In 1933 Len played played eight league games for South Adelaide in a variety of positions – 19th man, back pocket, centre half-forward, forward pocket, half-forward flank and half-back flank, tasting success just once.
He joined Payneham in 1934 and from there was recruited by Norwood in 1936 as a 188 cm ruckman who marked and kicked well. He enjoyed some success early, kicking seven goals from the forward pocket as Norwood won five of its first seven games. After he bagged four goals against South in his third game, he found himself 19th man the following week when Norwood survived by one point against West Adelaide. He made the best players a fortnight later in a big win over West Torrens. Norwood then lost to Sturt by eight points and although Len kicked two goals, it was not enough to keep him in the league team.
Norwood finished fifth on the league ladder, missing the finals by 0.4 per cent, and Port Adelaide won the premiership in its centenary year. Len spent the second half of the season in the reserves, kicking one goal in seven games. He also kicked three goals against the Stanley Football Association in a high-standard match at Clare in July, Norwood winning 17.28 to 10.12.
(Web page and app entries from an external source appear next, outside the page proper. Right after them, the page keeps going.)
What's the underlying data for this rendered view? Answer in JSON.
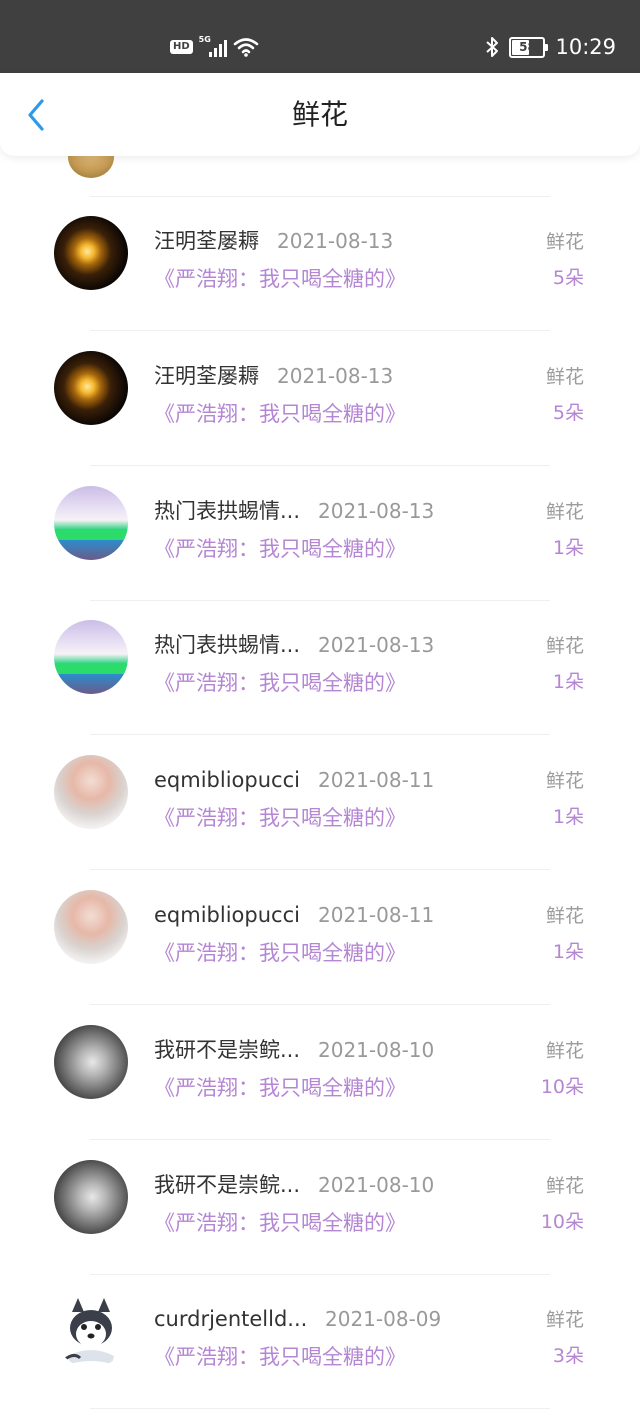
{
  "status_bar": {
    "hd": "HD",
    "network": "5G",
    "battery": "58",
    "battery_level": 0.58,
    "time": "10:29"
  },
  "header": {
    "title": "鲜花",
    "back_icon": "chevron-left-icon",
    "accent_color": "#2b9ae8"
  },
  "colors": {
    "purple_text": "#b486d4",
    "gray_text": "#999999",
    "status_bar_bg": "#404040"
  },
  "records": [
    {
      "name": "汪明荃屡耨",
      "date": "2021-08-13",
      "subtitle": "《严浩翔：我只喝全糖的》",
      "gift_label": "鲜花",
      "gift_count": "5朵",
      "avatar": "lamp-avatar"
    },
    {
      "name": "汪明荃屡耨",
      "date": "2021-08-13",
      "subtitle": "《严浩翔：我只喝全糖的》",
      "gift_label": "鲜花",
      "gift_count": "5朵",
      "avatar": "lamp-avatar"
    },
    {
      "name": "热门表拱蜴情...",
      "date": "2021-08-13",
      "subtitle": "《严浩翔：我只喝全糖的》",
      "gift_label": "鲜花",
      "gift_count": "1朵",
      "avatar": "girl-avatar"
    },
    {
      "name": "热门表拱蜴情...",
      "date": "2021-08-13",
      "subtitle": "《严浩翔：我只喝全糖的》",
      "gift_label": "鲜花",
      "gift_count": "1朵",
      "avatar": "girl-avatar"
    },
    {
      "name": "eqmibliopucci",
      "date": "2021-08-11",
      "subtitle": "《严浩翔：我只喝全糖的》",
      "gift_label": "鲜花",
      "gift_count": "1朵",
      "avatar": "kid-avatar"
    },
    {
      "name": "eqmibliopucci",
      "date": "2021-08-11",
      "subtitle": "《严浩翔：我只喝全糖的》",
      "gift_label": "鲜花",
      "gift_count": "1朵",
      "avatar": "kid-avatar"
    },
    {
      "name": "我研不是崇鲩...",
      "date": "2021-08-10",
      "subtitle": "《严浩翔：我只喝全糖的》",
      "gift_label": "鲜花",
      "gift_count": "10朵",
      "avatar": "bw-child-avatar"
    },
    {
      "name": "我研不是崇鲩...",
      "date": "2021-08-10",
      "subtitle": "《严浩翔：我只喝全糖的》",
      "gift_label": "鲜花",
      "gift_count": "10朵",
      "avatar": "bw-child-avatar"
    },
    {
      "name": "curdrjentelld...",
      "date": "2021-08-09",
      "subtitle": "《严浩翔：我只喝全糖的》",
      "gift_label": "鲜花",
      "gift_count": "3朵",
      "avatar": "husky-avatar"
    }
  ]
}
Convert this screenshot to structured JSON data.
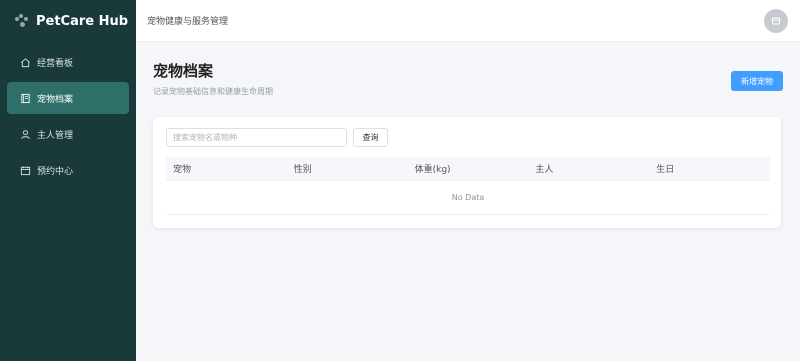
{
  "brand": {
    "title": "PetCare Hub",
    "icon": "paw-icon"
  },
  "sidebar": {
    "items": [
      {
        "label": "经营看板",
        "icon": "home-icon",
        "active": false
      },
      {
        "label": "宠物档案",
        "icon": "book-icon",
        "active": true
      },
      {
        "label": "主人管理",
        "icon": "user-icon",
        "active": false
      },
      {
        "label": "预约中心",
        "icon": "calendar-icon",
        "active": false
      }
    ]
  },
  "header": {
    "title": "宠物健康与服务管理",
    "avatar_icon": "user-avatar-icon"
  },
  "main": {
    "title": "宠物档案",
    "subtitle": "记录宠物基础信息和健康生命周期",
    "add_button": "新增宠物",
    "search": {
      "placeholder": "搜索宠物名或物种",
      "value": "",
      "button": "查询"
    },
    "table": {
      "columns": [
        "宠物",
        "性别",
        "体重(kg)",
        "主人",
        "生日"
      ],
      "rows": [],
      "empty_text": "No Data"
    }
  },
  "colors": {
    "sidebar_bg": "#1a3a3a",
    "active_item": "#2f6f69",
    "primary": "#409eff",
    "page_bg": "#f4f6f9"
  }
}
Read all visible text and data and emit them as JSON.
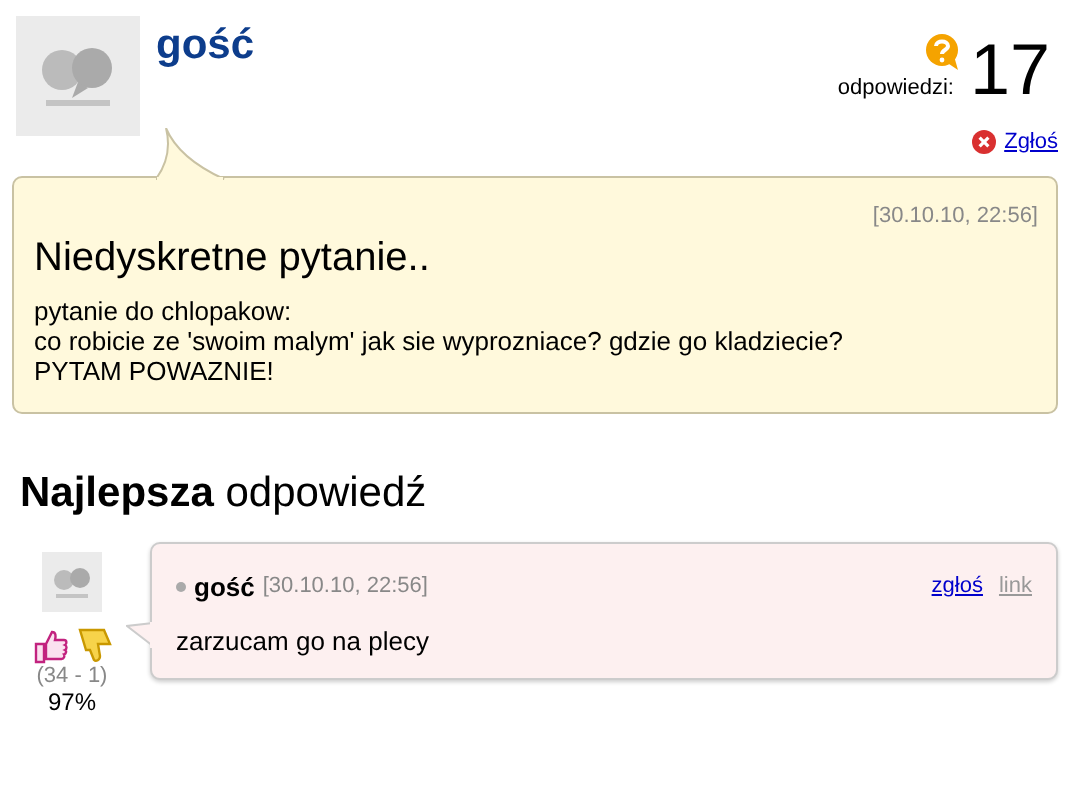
{
  "question": {
    "author": "gość",
    "answers_label": "odpowiedzi:",
    "answers_count": "17",
    "report_link": "Zgłoś",
    "date": "[30.10.10, 22:56]",
    "title": "Niedyskretne pytanie..",
    "body_lines": [
      "pytanie do chlopakow:",
      "co robicie ze 'swoim malym' jak sie wyprozniace? gdzie go kladziecie?",
      "PYTAM POWAZNIE!"
    ]
  },
  "best_answer": {
    "heading": "**Najlepsza** odpowiedź",
    "author": "gość",
    "date": "[30.10.10, 22:56]",
    "links": [
      {
        "label": "zgłoś",
        "kind": "report"
      },
      {
        "label": "link",
        "kind": "permalink"
      }
    ],
    "text": "zarzucam go na plecy",
    "votes": "(34 - 1)",
    "percent": "97%"
  }
}
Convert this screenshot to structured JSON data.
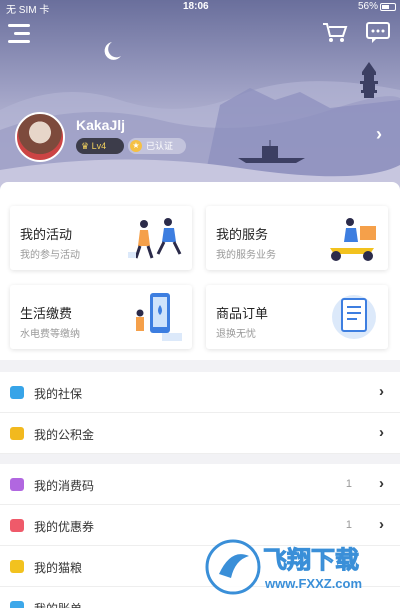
{
  "status_bar": {
    "carrier": "无 SIM 卡",
    "time": "18:06",
    "battery": "56%"
  },
  "header": {
    "username": "KakaJlj",
    "level_badge": "Lv4",
    "certified_badge": "已认证",
    "arrow": "›"
  },
  "cards": [
    {
      "title": "我的活动",
      "sub": "我的参与活动"
    },
    {
      "title": "我的服务",
      "sub": "我的服务业务"
    },
    {
      "title": "生活缴费",
      "sub": "水电费等缴纳"
    },
    {
      "title": "商品订单",
      "sub": "退换无忧"
    }
  ],
  "list_group1": [
    {
      "label": "我的社保",
      "icon": "social-security-icon",
      "color": "#37a4e8"
    },
    {
      "label": "我的公积金",
      "icon": "housing-fund-icon",
      "color": "#f2b91e"
    }
  ],
  "list_group2": [
    {
      "label": "我的消费码",
      "icon": "consume-code-icon",
      "color": "#b167e0",
      "count": "1"
    },
    {
      "label": "我的优惠券",
      "icon": "coupon-icon",
      "color": "#ef5a6a",
      "count": "1"
    },
    {
      "label": "我的猫粮",
      "icon": "cat-food-icon",
      "color": "#f2c21e",
      "count": ""
    },
    {
      "label": "我的账单",
      "icon": "bill-icon",
      "color": "#3da8ea",
      "count": ""
    }
  ],
  "watermark": {
    "brand": "飞翔下载",
    "url": "www.FXXZ.com"
  },
  "colors": {
    "hero_top": "#6a6f9c",
    "accent": "#37a4e8"
  }
}
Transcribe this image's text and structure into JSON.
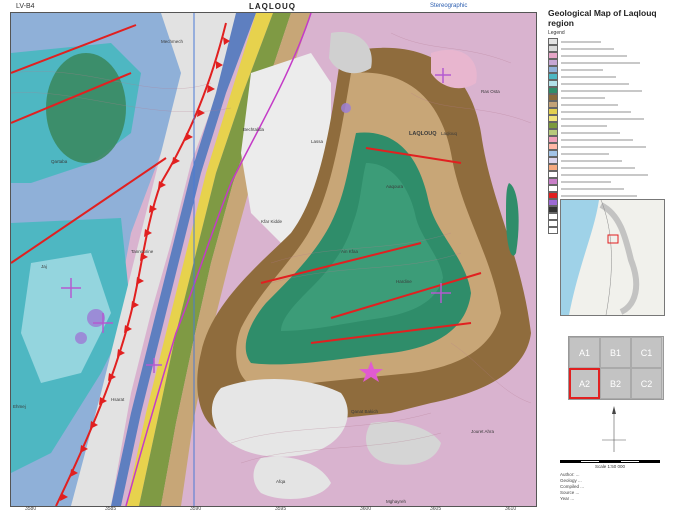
{
  "header": {
    "sheet_code": "LV-B4",
    "map_name": "LAQLOUQ",
    "stereo_label": "Stereographic"
  },
  "map_labels": {
    "cluster": "LAQLOUQ",
    "cities": [
      "Qartaba",
      "Laqlouq",
      "Aaqoura",
      "Hardine",
      "Bechtalida",
      "Jaj",
      "Hsarat",
      "Ehmej",
      "Mechmech",
      "Afqa",
      "Qanat Bakich",
      "Ras Osta",
      "Tannourine",
      "Kfar Kidde",
      "Ain Kfaa",
      "Mghayreh",
      "Lassa",
      "Jouret Ahra"
    ],
    "bottom_ticks": [
      "3580",
      "3585",
      "3590",
      "3595",
      "3600",
      "3605",
      "3610"
    ]
  },
  "legend": {
    "title": "Geological Map of Laqlouq region",
    "heading": "Legend",
    "items": [
      {
        "color": "#e3e3e3",
        "label": ""
      },
      {
        "color": "#d9d9d9",
        "label": ""
      },
      {
        "color": "#e7a6c8",
        "label": ""
      },
      {
        "color": "#c6a7d4",
        "label": ""
      },
      {
        "color": "#8fb0d8",
        "label": ""
      },
      {
        "color": "#4eb7c2",
        "label": ""
      },
      {
        "color": "#b2e1ea",
        "label": ""
      },
      {
        "color": "#2f8d6a",
        "label": ""
      },
      {
        "color": "#8a6a3b",
        "label": ""
      },
      {
        "color": "#c3a277",
        "label": ""
      },
      {
        "color": "#e3cf50",
        "label": ""
      },
      {
        "color": "#f0e27a",
        "label": ""
      },
      {
        "color": "#7c9a3c",
        "label": ""
      },
      {
        "color": "#b7c97b",
        "label": ""
      },
      {
        "color": "#ef9fb9",
        "label": ""
      },
      {
        "color": "#ffb7a6",
        "label": ""
      },
      {
        "color": "#a2c3e6",
        "label": ""
      },
      {
        "color": "#dcd4ec",
        "label": ""
      },
      {
        "color": "#f5a97f",
        "label": ""
      },
      {
        "color": "#ffffff",
        "label": ""
      },
      {
        "color": "#c97fc8",
        "label": ""
      },
      {
        "color": "#ffffff",
        "label": ""
      },
      {
        "color": "#e12020",
        "label": ""
      },
      {
        "color": "#9c6ad4",
        "label": ""
      },
      {
        "color": "#333333",
        "label": ""
      },
      {
        "color": "#ffffff",
        "label": ""
      },
      {
        "color": "#ffffff",
        "label": ""
      },
      {
        "color": "#ffffff",
        "label": ""
      }
    ]
  },
  "index_grid": {
    "cells": [
      "A1",
      "B1",
      "C1",
      "A2",
      "B2",
      "C2"
    ],
    "selected": "A2"
  },
  "scale": {
    "label": "Scale 1:50 000"
  },
  "credits": [
    "Author: ...",
    "Geology ...",
    "Compiled ...",
    "Source ...",
    "Year ..."
  ],
  "colors": {
    "fault_red": "#e12020",
    "thrust_red": "#e12020",
    "road_magenta": "#c43bc7",
    "river_blue": "#2a5db0"
  }
}
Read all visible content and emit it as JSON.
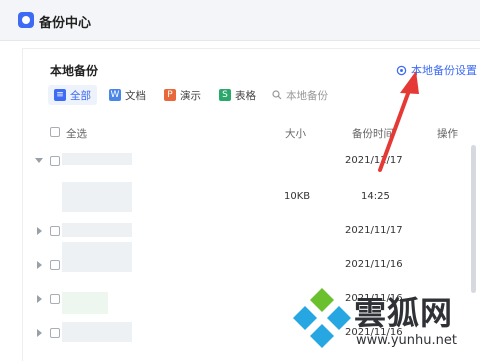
{
  "app": {
    "title": "备份中心"
  },
  "section": {
    "title": "本地备份",
    "settings_label": "本地备份设置"
  },
  "filters": [
    {
      "label": "全部",
      "icon": "list-icon",
      "color": "#3d6bf5",
      "glyph": "≡",
      "active": true
    },
    {
      "label": "文档",
      "icon": "doc-icon",
      "color": "#4a86e8",
      "glyph": "W",
      "active": false
    },
    {
      "label": "演示",
      "icon": "ppt-icon",
      "color": "#e8683c",
      "glyph": "P",
      "active": false
    },
    {
      "label": "表格",
      "icon": "sheet-icon",
      "color": "#2aa86a",
      "glyph": "S",
      "active": false
    }
  ],
  "search": {
    "placeholder": "本地备份"
  },
  "table": {
    "select_all": "全选",
    "columns": {
      "size": "大小",
      "time": "备份时间",
      "action": "操作"
    },
    "rows": [
      {
        "size": "",
        "time": "2021/11/17",
        "expanded": true
      },
      {
        "size": "10KB",
        "time": "14:25",
        "child": true
      },
      {
        "size": "",
        "time": "2021/11/17",
        "expanded": false
      },
      {
        "size": "",
        "time": "2021/11/16",
        "expanded": false
      },
      {
        "size": "",
        "time": "2021/11/16",
        "expanded": false
      },
      {
        "size": "",
        "time": "2021/11/16",
        "expanded": false
      }
    ]
  },
  "watermark": {
    "text": "雲狐网",
    "url": "www.yunhu.net"
  },
  "colors": {
    "accent": "#3d6bf5",
    "arrow": "#e53935"
  }
}
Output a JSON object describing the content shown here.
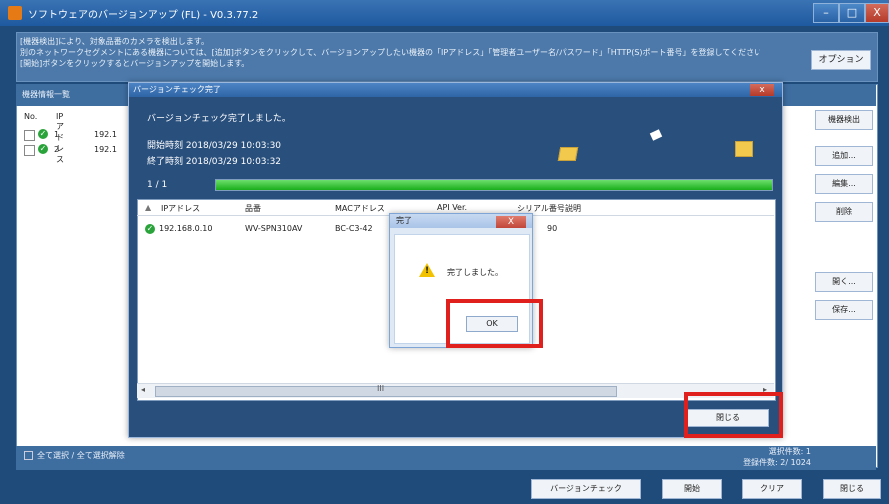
{
  "window": {
    "title": "ソフトウェアのバージョンアップ (FL) - V0.3.77.2",
    "controls": {
      "minimize": "–",
      "maximize": "□",
      "close": "X"
    }
  },
  "header": {
    "notice_lines": [
      "[機器検出]により、対象品番のカメラを検出します。",
      "別のネットワークセグメントにある機器については、[追加]ボタンをクリックして、バージョンアップしたい機器の「IPアドレス」「管理者ユーザー名/パスワード」「HTTP(S)ポート番号」を登録してください。",
      "[開始]ボタンをクリックするとバージョンアップを開始します。"
    ],
    "options_label": "オプション"
  },
  "device_panel": {
    "heading": "機器情報一覧",
    "columns": {
      "no": "No.",
      "ip": "IPアドレス"
    },
    "rows": [
      {
        "no": "1",
        "ip": "192.1"
      },
      {
        "no": "2",
        "ip": "192.1"
      }
    ],
    "side_buttons": {
      "detect": "機器検出",
      "add": "追加...",
      "edit": "編集...",
      "delete": "削除",
      "open": "開く...",
      "save": "保存..."
    },
    "select_all": "全て選択 / 全て選択解除",
    "selected_count": "選択件数: 1",
    "registered_count": "登録件数: 2/ 1024"
  },
  "bottom_buttons": {
    "version_check": "バージョンチェック",
    "start": "開始",
    "clear": "クリア",
    "close": "閉じる"
  },
  "dialog": {
    "title": "バージョンチェック完了",
    "close_x": "x",
    "message": "バージョンチェック完了しました。",
    "start_time": "開始時刻 2018/03/29 10:03:30",
    "end_time": "終了時刻 2018/03/29 10:03:32",
    "progress_text": "1 / 1",
    "progress_fraction": 1.0,
    "list_columns": {
      "ip": "IPアドレス",
      "model": "品番",
      "mac": "MACアドレス",
      "api": "API Ver.",
      "serial": "シリアル番号",
      "desc": "説明"
    },
    "list_rows": [
      {
        "ip": "192.168.0.10",
        "model": "WV-SPN310AV",
        "mac": "BC-C3-42",
        "api": "",
        "serial": "90",
        "desc": ""
      }
    ],
    "scroll_dots": "III",
    "close_button": "閉じる"
  },
  "modal": {
    "title": "完了",
    "close_x": "X",
    "message": "完了しました。",
    "ok_button": "OK"
  },
  "colors": {
    "window_bg": "#1f4b7a",
    "dialog_bg": "#294f7d",
    "progress": "#1aae1a",
    "highlight": "#e0201c"
  }
}
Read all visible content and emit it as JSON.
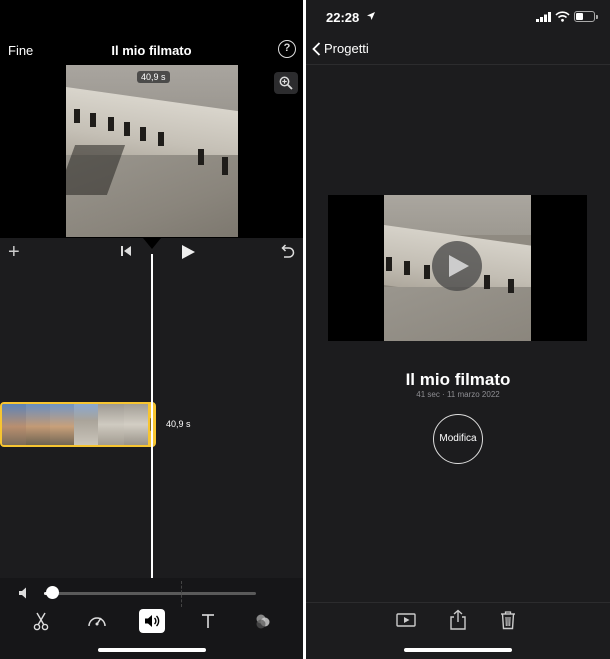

Len returned to Payneham in 1937 but had another crack at league football with West Adelaide in 1938. He played in only the opening game, kicking a goal against the tide as South romped home by 79 points. Back at Payneham, he experienced more frustration in 1939 when he was suspended for three matches for striking an Exeter player in the final. Payneham lost by 14 points but as minor premier exercised its right to challenge the winner. Len was a spectator as Exeter scraped home by two points for its maiden premiership.
Len enlisted in the RAAF for World War II service on 14 March 1944. Two years later LAC Long appeared in court after he had deserted from the landing ground at Mount Druitt, NSW. He was described as “250 lbs, fair complexion, light brown hair, flat feet, tattoo on right arm, scars on chin …” He was discharged from service on 10 January 1946.
Len married Lily Marie Lambe in 1930. He died at Kilburn on 31 March 1979 and is buried at Enfield Cemetery
P Robins, D Cox, G Adams Oct 2020